The STEM Music Academy at 30 Monmouth St. is billed as a “makerspace” by founder and owner Kevin M. Patrick. RED BANK – Wall-to-wall PCs stocked with the latest design software, Oculus Rift VR and eSports gaming stations and a fully developed live music performance space are just part of the allure of the technological wonderland recently launched in the heart of the borough. It’s place where local students can gather after school and on weekends to collaborate with peers on various types projects in assorted mediums, while utilizing the facility’s state-of-the-art equipment. “If you’re a member, this is your playground. You can use everything we have to offer. Parents love that this is a space where there kids can be dropped off and feel safe to explore and experiment with different educational technology and make friends in the process.” According to Patrick, as well as entertainment value, the academy is a space where kids can receive assistance with homework assignments, training in gaming, eSports, music performance, mathematics, digital engineering and STEM learning courses. Patrick said his time working with students helped him conceive the idea for this modern community center, but it was when he began observing the opportunities – or lack thereof – available to his own children that he felt an urgency to bring the vision to life. “My career path has allowed me work with kids and I don’t think it’s any surprise that a lot of them feel alone. They feel caged up. They’re dealing with a lot of different things in their lives with no outlet to express that,” said Patrick. “There needs to be a peer group and a place where that group can share common interests. We offer that, and a staff that is going to take them around, keep them engaged and educate them.” “My 9-year-old has grown up with a touch screen in his hands. My 4-year-old has some trouble making friends because he’s been exposed to so much at an early age, in terms of technology, that it’s hard for him to find common ground,” Patrick said. “The dynamic of today’s culture and kids is not what it was like when we were growing up, but the emotional needs haven’t changed. And unless it was sports or video games or their phones, my kids had no place to turn for that social interaction.” “Our version of the makerspace is one that focuses on community and collaboration. We want kids to come here and not only share ideas, but learn how to develop those ideas together. This is our version of the modern community center,” said Patrick. The STEM Music Academy is located at 30 Monmouth St. in Red Bank, in the former Monmouth Music store. With a background in educational technology investment and partnership strategy, and a music industry career that allowed him to share the stage with local Rock & Roll Hall of Famer Debbie Harry and Blondie from 2003-2007, Patrick had an epiphany last year while teaching private music lessons in Rumson. “These kids are coming in and they’re not learning as much as they can because a lot of the lesson is them opening up and talking to me about their lives.

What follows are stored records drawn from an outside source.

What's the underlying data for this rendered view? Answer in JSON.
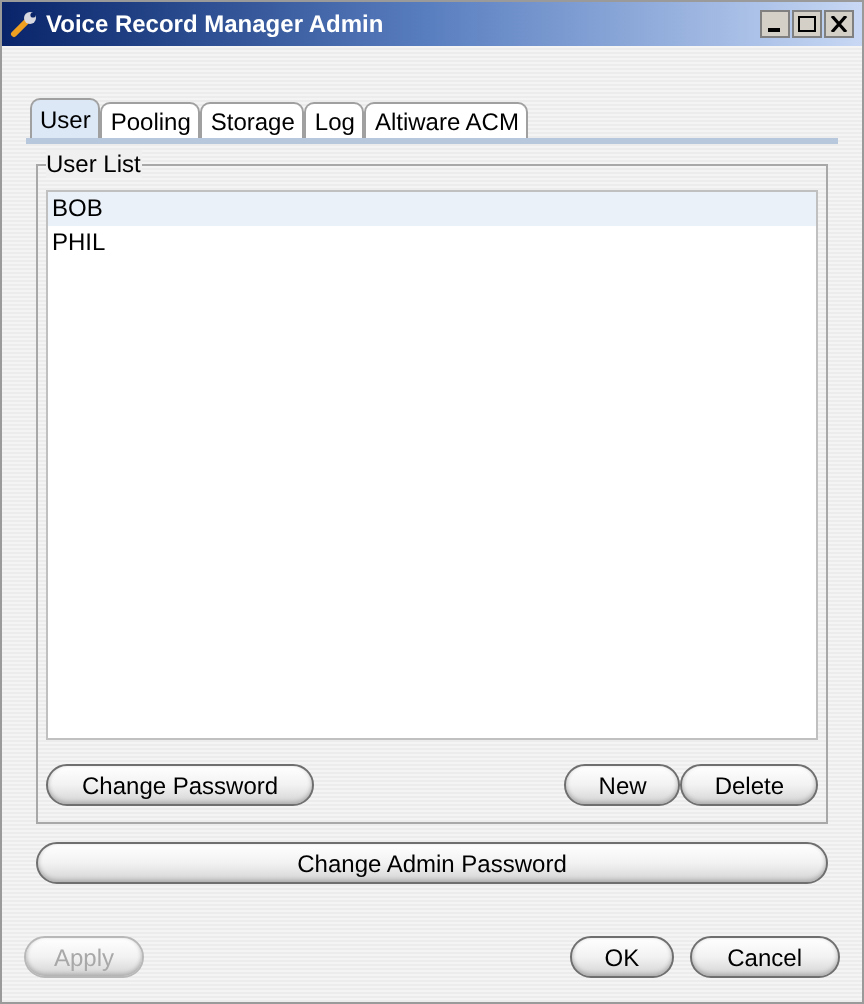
{
  "window": {
    "title": "Voice Record Manager Admin"
  },
  "tabs": [
    {
      "label": "User",
      "selected": true
    },
    {
      "label": "Pooling",
      "selected": false
    },
    {
      "label": "Storage",
      "selected": false
    },
    {
      "label": "Log",
      "selected": false
    },
    {
      "label": "Altiware ACM",
      "selected": false
    }
  ],
  "user_list": {
    "title": "User List",
    "users": [
      {
        "name": "BOB",
        "selected": true
      },
      {
        "name": "PHIL",
        "selected": false
      }
    ]
  },
  "list_buttons": {
    "left": [
      {
        "label": "Change Password",
        "disabled": false
      }
    ],
    "right": [
      {
        "label": "New",
        "disabled": false
      },
      {
        "label": "Delete",
        "disabled": false
      }
    ]
  },
  "admin_button": {
    "label": "Change Admin Password",
    "disabled": false
  },
  "dialog_buttons": {
    "left": [
      {
        "label": "Apply",
        "disabled": true
      }
    ],
    "right": [
      {
        "label": "OK",
        "disabled": false
      },
      {
        "label": "Cancel",
        "disabled": false
      }
    ]
  }
}
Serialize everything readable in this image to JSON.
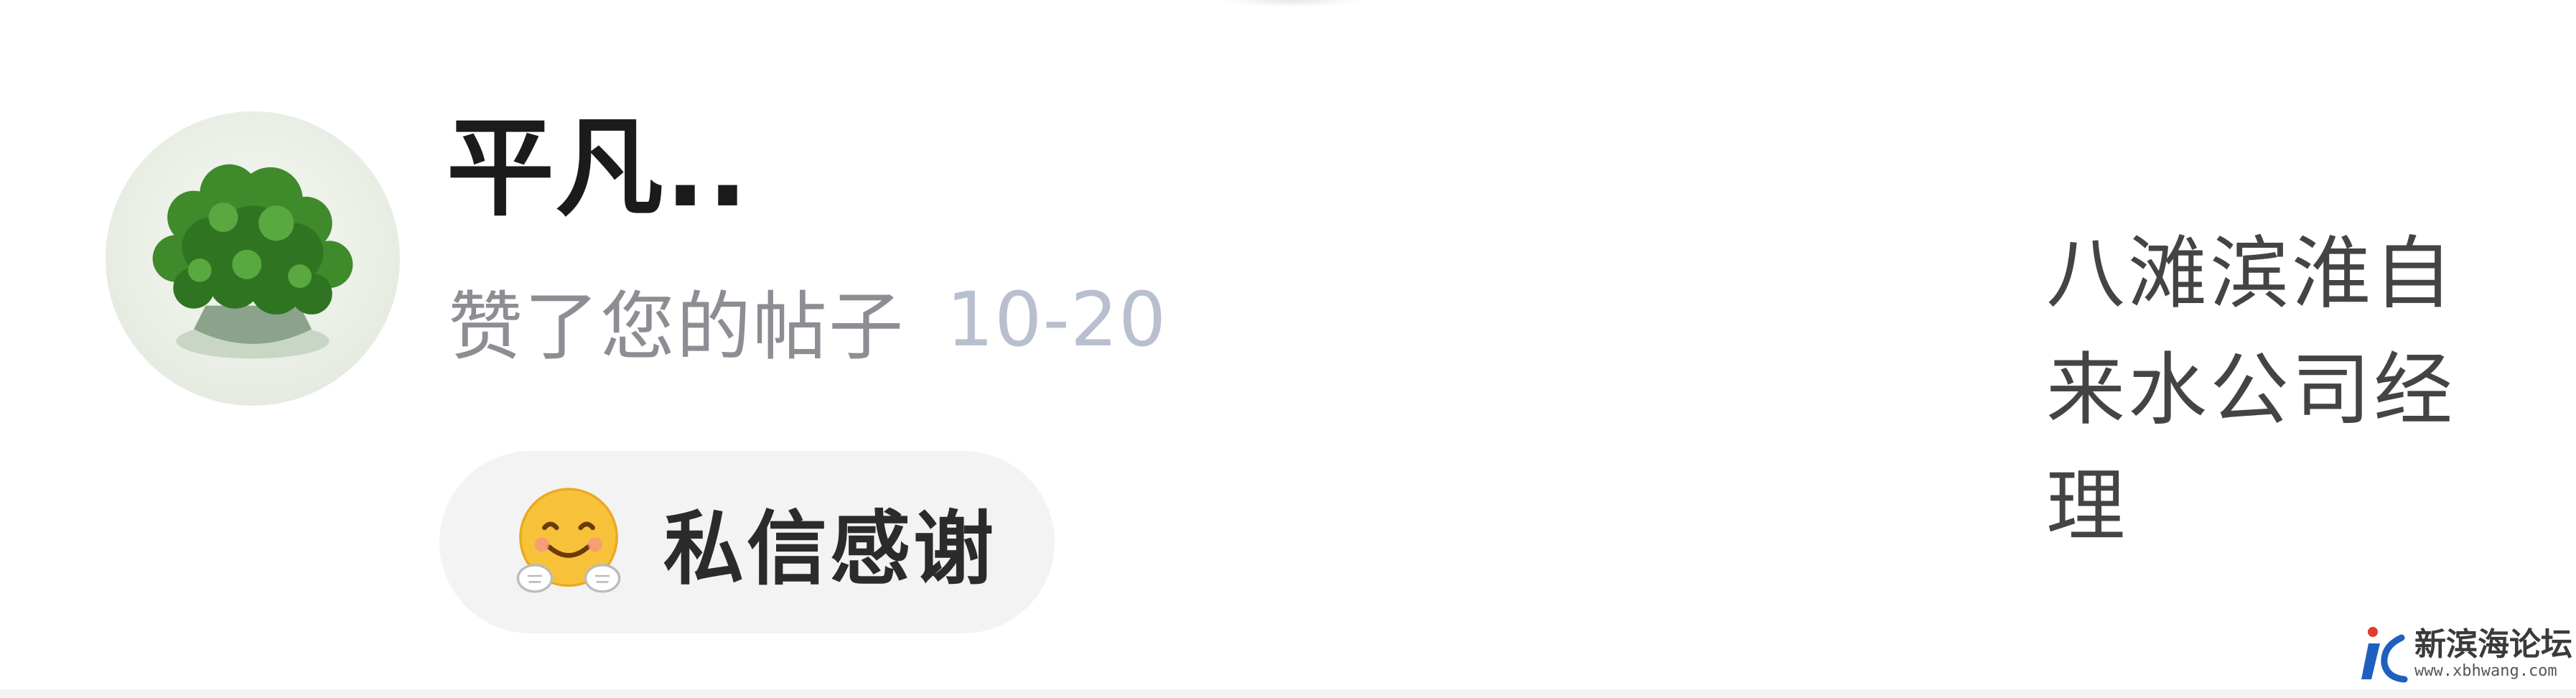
{
  "notification": {
    "username": "平凡..",
    "action": "赞了您的帖子",
    "date": "10-20",
    "thank_button": {
      "label": "私信感谢",
      "icon": "hug-emoji-icon"
    },
    "post_snippet": "八滩滨淮自来水公司经理"
  },
  "watermark": {
    "title": "新滨海论坛",
    "url": "www.xbhwang.com"
  },
  "colors": {
    "username": "#1b1b1b",
    "action_text": "#8d8d93",
    "date_text": "#b8bfcf",
    "button_bg": "#f3f3f4",
    "snippet_text": "#444444"
  }
}
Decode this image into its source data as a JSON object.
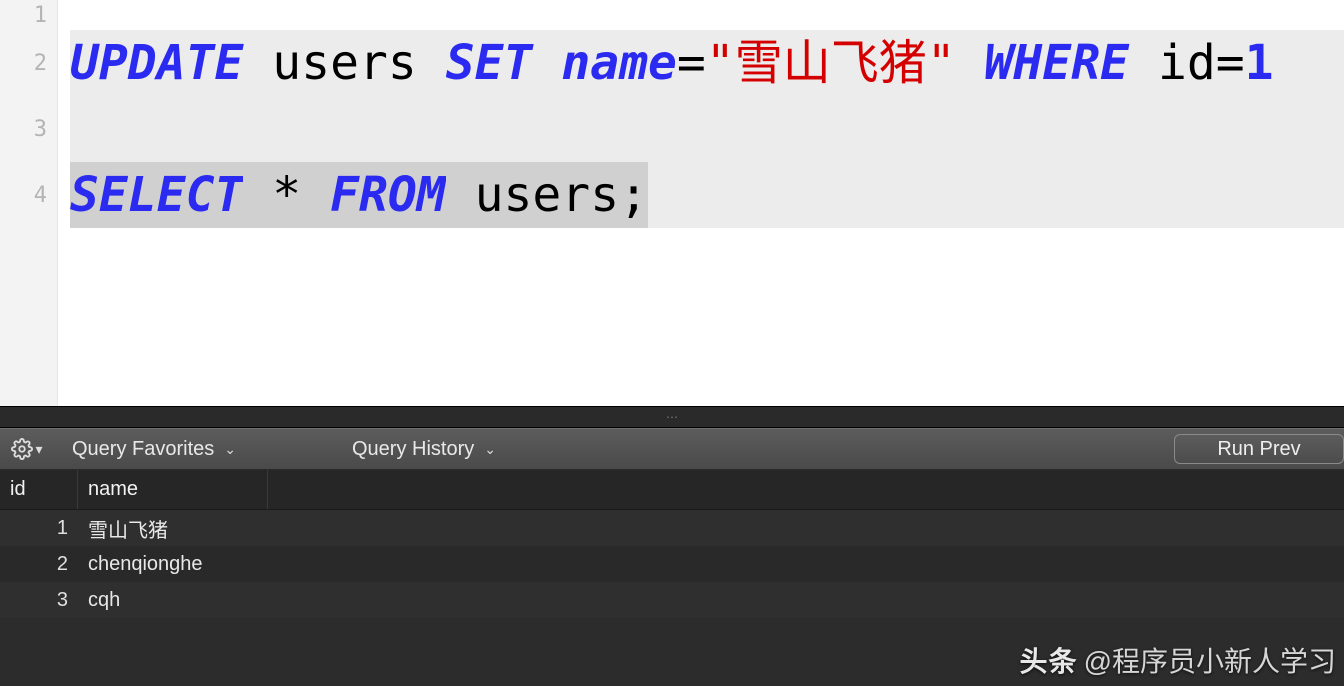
{
  "editor": {
    "line_numbers": [
      "1",
      "2",
      "3",
      "4"
    ],
    "lines": [
      {
        "tokens": []
      },
      {
        "tokens": [
          {
            "t": "UPDATE",
            "c": "kw"
          },
          {
            "t": " ",
            "c": "sp"
          },
          {
            "t": "users",
            "c": "ident"
          },
          {
            "t": " ",
            "c": "sp"
          },
          {
            "t": "SET",
            "c": "kw"
          },
          {
            "t": " ",
            "c": "sp"
          },
          {
            "t": "name",
            "c": "kw"
          },
          {
            "t": "=",
            "c": "punct"
          },
          {
            "t": "\"雪山飞猪\"",
            "c": "str"
          },
          {
            "t": " ",
            "c": "sp"
          },
          {
            "t": "WHERE",
            "c": "kw"
          },
          {
            "t": " ",
            "c": "sp"
          },
          {
            "t": "id",
            "c": "ident"
          },
          {
            "t": "=",
            "c": "punct"
          },
          {
            "t": "1",
            "c": "num"
          }
        ],
        "highlight": true
      },
      {
        "tokens": [],
        "highlight": true
      },
      {
        "tokens": [
          {
            "t": "SELECT",
            "c": "kw",
            "sel": true
          },
          {
            "t": " ",
            "c": "sp",
            "sel": true
          },
          {
            "t": "*",
            "c": "punct",
            "sel": true
          },
          {
            "t": " ",
            "c": "sp",
            "sel": true
          },
          {
            "t": "FROM",
            "c": "kw",
            "sel": true
          },
          {
            "t": " ",
            "c": "sp",
            "sel": true
          },
          {
            "t": "users",
            "c": "ident",
            "sel": true
          },
          {
            "t": ";",
            "c": "punct",
            "sel": true
          }
        ],
        "highlight": true
      }
    ]
  },
  "toolbar": {
    "favorites_label": "Query Favorites",
    "history_label": "Query History",
    "run_label": "Run Prev"
  },
  "results": {
    "columns": [
      "id",
      "name"
    ],
    "rows": [
      {
        "id": "1",
        "name": "雪山飞猪"
      },
      {
        "id": "2",
        "name": "chenqionghe"
      },
      {
        "id": "3",
        "name": "cqh"
      }
    ]
  },
  "watermark": {
    "brand": "头条",
    "handle": "@程序员小新人学习"
  }
}
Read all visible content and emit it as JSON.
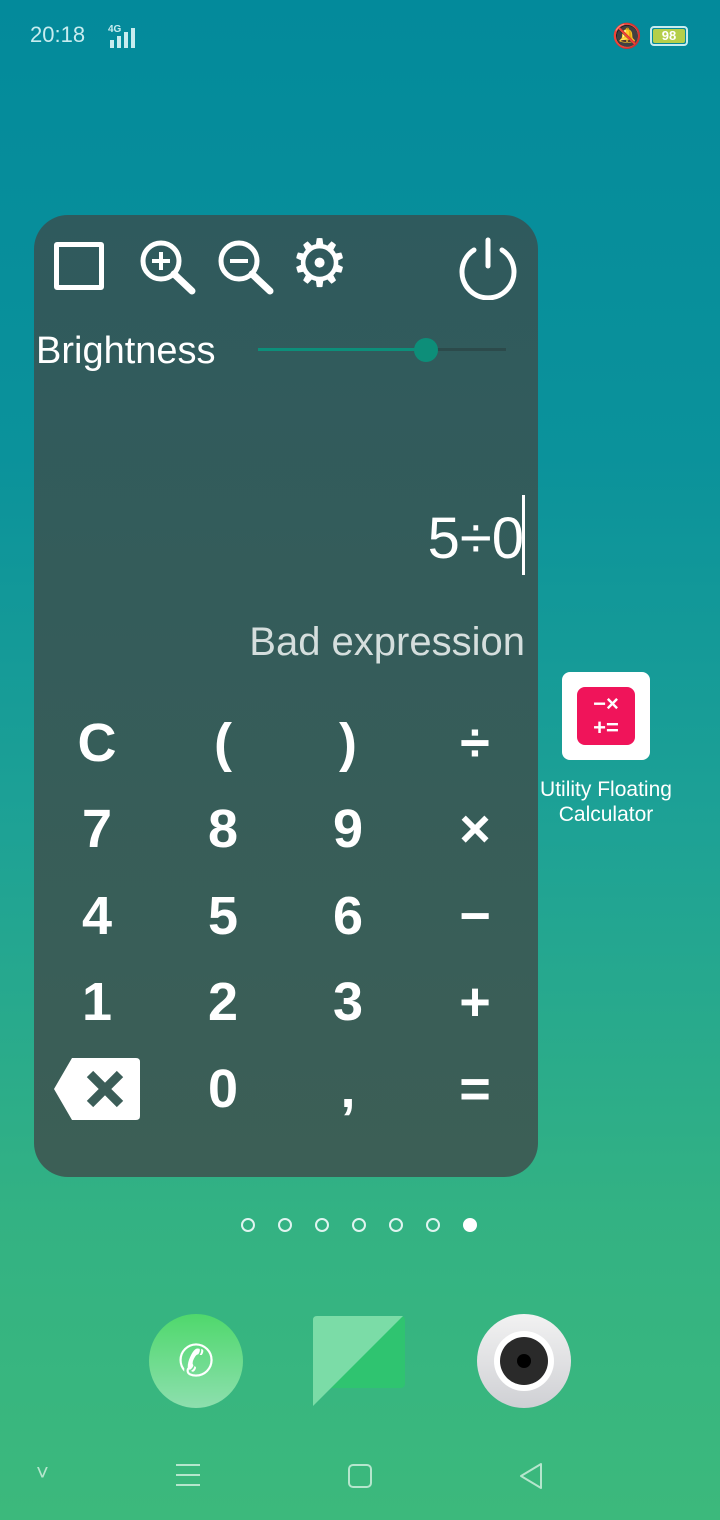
{
  "status_bar": {
    "time": "20:18",
    "network": "4G",
    "battery": "98"
  },
  "calculator": {
    "brightness_label": "Brightness",
    "brightness_value": 0.68,
    "expression": "5÷0",
    "result": "Bad expression",
    "keys": [
      [
        "C",
        "(",
        ")",
        "÷"
      ],
      [
        "7",
        "8",
        "9",
        "×"
      ],
      [
        "4",
        "5",
        "6",
        "−"
      ],
      [
        "1",
        "2",
        "3",
        "+"
      ],
      [
        "backspace",
        "0",
        ",",
        "="
      ]
    ]
  },
  "home": {
    "app_label": "Utility Floating Calculator",
    "page_count": 7,
    "active_page": 7,
    "dock": [
      "phone",
      "files",
      "camera"
    ]
  },
  "colors": {
    "accent": "#0d8e79",
    "app_icon": "#f0145a"
  }
}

They’re telling their parents it’s the best lesson they ever had, when really it’s therapy,” Patrick explained during a Nov. 29 interview with The Two River Times. “These kids don’t need to learn music or how to work with technology. It’s more important that they establish friendships. But music and technology can be a great facilitator of that.” The academy is currently running two special enrollment offers, including a three-month membership for $399 and a one-month registration for $150. But for Patrick, the space is an opportunity to provide a resource for the Two River-area youth that is more impactful than a piece of technology ever could be. The academy also offers additional music industry courses, like DJ lessons, songwriting workshops, ensemble development and musicology, as well as virtual reality experiences like problem solving on the space shuttle, and Friday evening teen nights with music, dancing and gaming. Located in the former Monmouth Music storefront, Patrick officially opened the doors to the academy Nov. 1 and said enrollment has increased over the past five weeks as more students and parents have experienced this intersection of educational technology, art and collaborative spirit in a semi-structured setting.